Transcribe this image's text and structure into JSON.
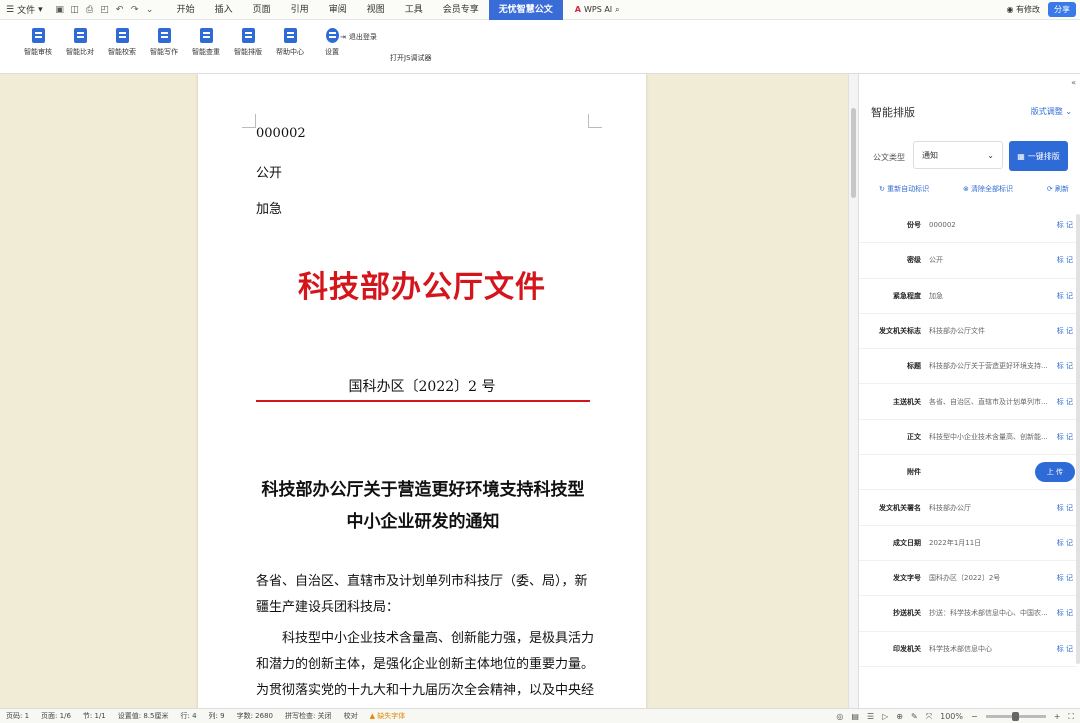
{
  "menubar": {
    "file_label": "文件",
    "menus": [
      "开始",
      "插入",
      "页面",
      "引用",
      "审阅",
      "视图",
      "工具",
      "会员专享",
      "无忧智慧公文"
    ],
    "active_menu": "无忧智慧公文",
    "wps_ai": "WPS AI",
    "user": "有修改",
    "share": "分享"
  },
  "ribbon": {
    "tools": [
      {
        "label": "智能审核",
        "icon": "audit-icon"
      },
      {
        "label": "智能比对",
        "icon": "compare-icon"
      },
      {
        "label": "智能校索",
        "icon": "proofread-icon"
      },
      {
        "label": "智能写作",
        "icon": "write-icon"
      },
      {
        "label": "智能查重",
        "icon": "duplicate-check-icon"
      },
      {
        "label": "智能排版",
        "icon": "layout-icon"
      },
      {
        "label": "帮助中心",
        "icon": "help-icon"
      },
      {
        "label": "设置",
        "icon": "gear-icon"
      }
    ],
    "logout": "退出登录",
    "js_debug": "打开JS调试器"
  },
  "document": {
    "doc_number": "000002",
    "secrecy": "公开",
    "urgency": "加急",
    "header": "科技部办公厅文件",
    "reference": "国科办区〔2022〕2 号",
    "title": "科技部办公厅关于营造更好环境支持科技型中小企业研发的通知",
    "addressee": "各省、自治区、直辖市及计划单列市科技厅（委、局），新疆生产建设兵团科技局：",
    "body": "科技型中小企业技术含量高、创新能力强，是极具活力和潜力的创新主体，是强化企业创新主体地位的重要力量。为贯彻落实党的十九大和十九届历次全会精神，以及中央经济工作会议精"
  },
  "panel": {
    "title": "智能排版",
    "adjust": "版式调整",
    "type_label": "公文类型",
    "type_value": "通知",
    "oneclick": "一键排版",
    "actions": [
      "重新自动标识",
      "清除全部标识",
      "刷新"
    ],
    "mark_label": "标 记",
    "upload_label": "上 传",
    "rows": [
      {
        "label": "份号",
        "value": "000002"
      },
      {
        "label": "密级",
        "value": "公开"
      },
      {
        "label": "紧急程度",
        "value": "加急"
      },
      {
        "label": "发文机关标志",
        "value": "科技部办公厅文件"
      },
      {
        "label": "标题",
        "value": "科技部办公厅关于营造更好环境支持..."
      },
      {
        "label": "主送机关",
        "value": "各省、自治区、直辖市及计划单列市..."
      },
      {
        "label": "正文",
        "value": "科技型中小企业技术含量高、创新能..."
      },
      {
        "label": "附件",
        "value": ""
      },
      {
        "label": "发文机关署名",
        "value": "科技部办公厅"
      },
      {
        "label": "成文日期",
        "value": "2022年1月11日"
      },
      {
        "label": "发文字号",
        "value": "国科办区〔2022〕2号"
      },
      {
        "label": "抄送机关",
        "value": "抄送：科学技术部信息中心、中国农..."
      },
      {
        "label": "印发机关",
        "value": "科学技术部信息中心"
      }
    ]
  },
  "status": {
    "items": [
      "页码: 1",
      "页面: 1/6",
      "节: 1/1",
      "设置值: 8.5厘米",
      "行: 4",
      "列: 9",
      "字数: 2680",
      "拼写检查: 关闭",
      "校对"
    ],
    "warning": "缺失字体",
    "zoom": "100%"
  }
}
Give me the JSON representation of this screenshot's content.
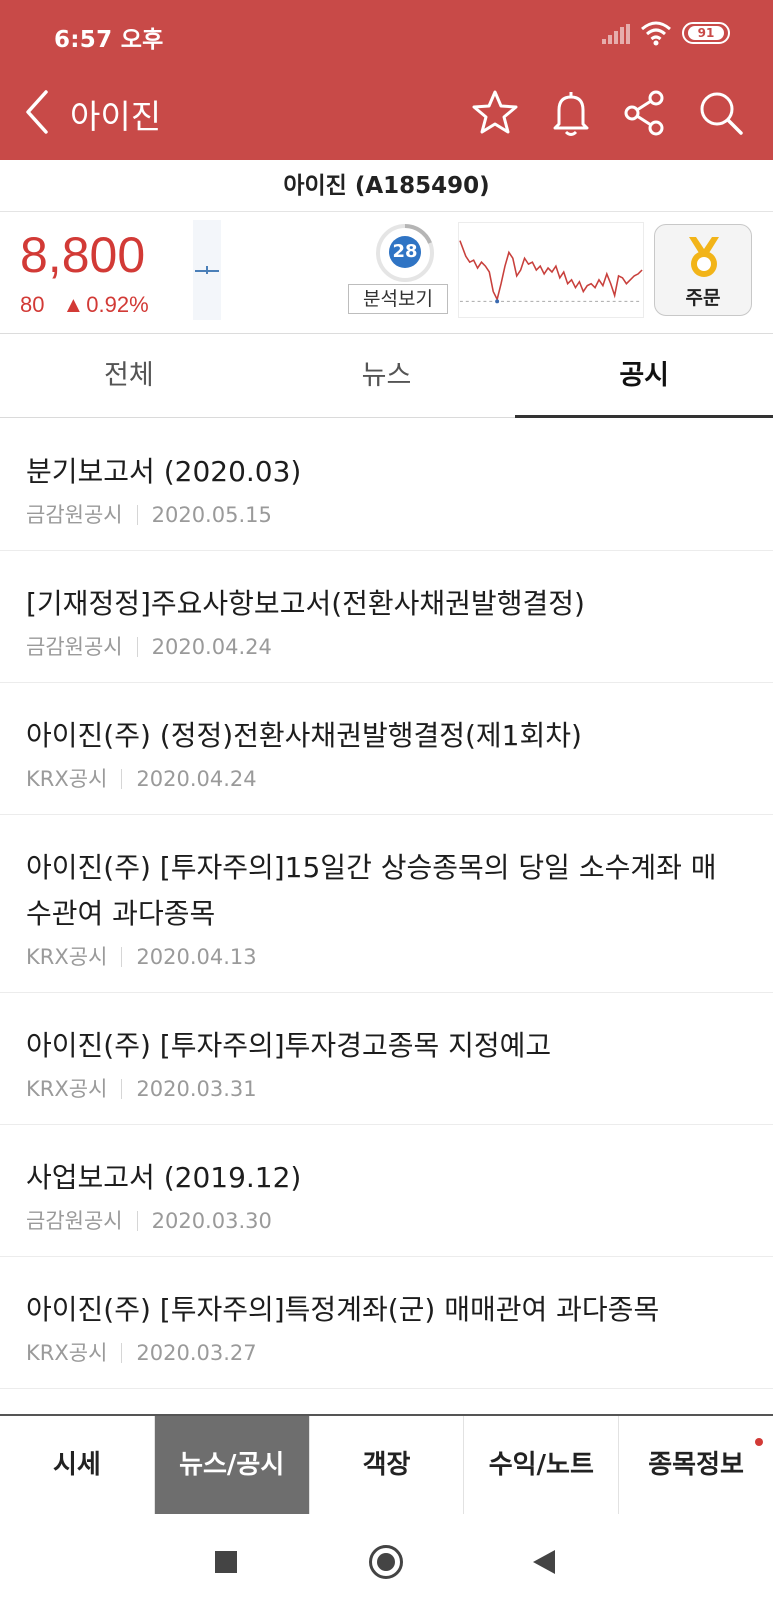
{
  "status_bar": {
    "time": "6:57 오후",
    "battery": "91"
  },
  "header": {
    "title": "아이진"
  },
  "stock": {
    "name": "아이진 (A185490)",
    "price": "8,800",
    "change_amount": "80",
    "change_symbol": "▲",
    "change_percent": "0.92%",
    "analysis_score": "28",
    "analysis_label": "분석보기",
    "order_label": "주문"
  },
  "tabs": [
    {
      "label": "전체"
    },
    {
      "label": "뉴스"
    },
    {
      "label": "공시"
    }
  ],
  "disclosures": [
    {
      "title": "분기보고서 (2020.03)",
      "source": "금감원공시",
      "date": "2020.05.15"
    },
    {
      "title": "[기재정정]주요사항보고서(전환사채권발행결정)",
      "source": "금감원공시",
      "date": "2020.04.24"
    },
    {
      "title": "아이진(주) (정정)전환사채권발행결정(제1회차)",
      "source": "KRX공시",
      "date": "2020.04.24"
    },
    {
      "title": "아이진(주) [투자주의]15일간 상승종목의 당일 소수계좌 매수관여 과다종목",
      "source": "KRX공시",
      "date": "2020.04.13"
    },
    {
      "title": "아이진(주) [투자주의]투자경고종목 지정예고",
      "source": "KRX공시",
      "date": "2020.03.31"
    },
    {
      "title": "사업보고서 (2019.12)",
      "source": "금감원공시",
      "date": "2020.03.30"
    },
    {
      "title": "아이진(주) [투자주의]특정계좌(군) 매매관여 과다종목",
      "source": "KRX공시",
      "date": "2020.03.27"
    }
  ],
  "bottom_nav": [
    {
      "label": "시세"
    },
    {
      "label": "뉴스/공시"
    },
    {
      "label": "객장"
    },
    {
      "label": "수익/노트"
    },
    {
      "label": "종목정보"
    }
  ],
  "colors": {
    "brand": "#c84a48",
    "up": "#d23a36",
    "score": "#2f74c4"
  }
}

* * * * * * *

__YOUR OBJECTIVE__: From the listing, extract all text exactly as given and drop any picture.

__RESPONSE__:
Transcribe this image's text and structure into JSON.
{
  "menubar": {
    "file_label": "文件",
    "menus": [
      "开始",
      "插入",
      "页面",
      "引用",
      "审阅",
      "视图",
      "工具",
      "会员专享",
      "无忧智慧公文"
    ],
    "active_menu": "无忧智慧公文",
    "wps_ai": "WPS AI",
    "user": "有修改",
    "share": "分享"
  },
  "ribbon": {
    "tools": [
      {
        "label": "智能审核",
        "icon": "audit-icon"
      },
      {
        "label": "智能比对",
        "icon": "compare-icon"
      },
      {
        "label": "智能校索",
        "icon": "proofread-icon"
      },
      {
        "label": "智能写作",
        "icon": "write-icon"
      },
      {
        "label": "智能查重",
        "icon": "duplicate-check-icon"
      },
      {
        "label": "智能排版",
        "icon": "layout-icon"
      },
      {
        "label": "帮助中心",
        "icon": "help-icon"
      },
      {
        "label": "设置",
        "icon": "gear-icon"
      }
    ],
    "logout": "退出登录",
    "js_debug": "打开JS调试器"
  },
  "document": {
    "doc_number": "000002",
    "secrecy": "公开",
    "urgency": "加急",
    "header": "科技部办公厅文件",
    "reference": "国科办区〔2022〕2 号",
    "title": "科技部办公厅关于营造更好环境支持科技型中小企业研发的通知",
    "addressee": "各省、自治区、直辖市及计划单列市科技厅（委、局），新疆生产建设兵团科技局：",
    "body": "科技型中小企业技术含量高、创新能力强，是极具活力和潜力的创新主体，是强化企业创新主体地位的重要力量。为贯彻落实党的十九大和十九届历次全会精神，以及中央经济工作会议精"
  },
  "panel": {
    "title": "智能排版",
    "adjust": "版式调整",
    "type_label": "公文类型",
    "type_value": "通知",
    "oneclick": "一键排版",
    "actions": [
      "重新自动标识",
      "清除全部标识",
      "刷新"
    ],
    "mark_label": "标 记",
    "upload_label": "上 传",
    "rows": [
      {
        "label": "份号",
        "value": "000002"
      },
      {
        "label": "密级",
        "value": "公开"
      },
      {
        "label": "紧急程度",
        "value": "加急"
      },
      {
        "label": "发文机关标志",
        "value": "科技部办公厅文件"
      },
      {
        "label": "标题",
        "value": "科技部办公厅关于营造更好环境支持..."
      },
      {
        "label": "主送机关",
        "value": "各省、自治区、直辖市及计划单列市..."
      },
      {
        "label": "正文",
        "value": "科技型中小企业技术含量高、创新能..."
      },
      {
        "label": "附件",
        "value": ""
      },
      {
        "label": "发文机关署名",
        "value": "科技部办公厅"
      },
      {
        "label": "成文日期",
        "value": "2022年1月11日"
      },
      {
        "label": "发文字号",
        "value": "国科办区〔2022〕2号"
      },
      {
        "label": "抄送机关",
        "value": "抄送：科学技术部信息中心、中国农..."
      },
      {
        "label": "印发机关",
        "value": "科学技术部信息中心"
      }
    ]
  },
  "status": {
    "items": [
      "页码: 1",
      "页面: 1/6",
      "节: 1/1",
      "设置值: 8.5厘米",
      "行: 4",
      "列: 9",
      "字数: 2680",
      "拼写检查: 关闭",
      "校对"
    ],
    "warning": "缺失字体",
    "zoom": "100%"
  }
}
Give me the JSON representation of this screenshot's content.
{
  "status_bar": {
    "time": "6:57 오후",
    "battery": "91"
  },
  "header": {
    "title": "아이진"
  },
  "stock": {
    "name": "아이진 (A185490)",
    "price": "8,800",
    "change_amount": "80",
    "change_symbol": "▲",
    "change_percent": "0.92%",
    "analysis_score": "28",
    "analysis_label": "분석보기",
    "order_label": "주문"
  },
  "tabs": [
    {
      "label": "전체"
    },
    {
      "label": "뉴스"
    },
    {
      "label": "공시"
    }
  ],
  "disclosures": [
    {
      "title": "분기보고서 (2020.03)",
      "source": "금감원공시",
      "date": "2020.05.15"
    },
    {
      "title": "[기재정정]주요사항보고서(전환사채권발행결정)",
      "source": "금감원공시",
      "date": "2020.04.24"
    },
    {
      "title": "아이진(주) (정정)전환사채권발행결정(제1회차)",
      "source": "KRX공시",
      "date": "2020.04.24"
    },
    {
      "title": "아이진(주) [투자주의]15일간 상승종목의 당일 소수계좌 매수관여 과다종목",
      "source": "KRX공시",
      "date": "2020.04.13"
    },
    {
      "title": "아이진(주) [투자주의]투자경고종목 지정예고",
      "source": "KRX공시",
      "date": "2020.03.31"
    },
    {
      "title": "사업보고서 (2019.12)",
      "source": "금감원공시",
      "date": "2020.03.30"
    },
    {
      "title": "아이진(주) [투자주의]특정계좌(군) 매매관여 과다종목",
      "source": "KRX공시",
      "date": "2020.03.27"
    }
  ],
  "bottom_nav": [
    {
      "label": "시세"
    },
    {
      "label": "뉴스/공시"
    },
    {
      "label": "객장"
    },
    {
      "label": "수익/노트"
    },
    {
      "label": "종목정보"
    }
  ],
  "colors": {
    "brand": "#c84a48",
    "up": "#d23a36",
    "score": "#2f74c4"
  }
}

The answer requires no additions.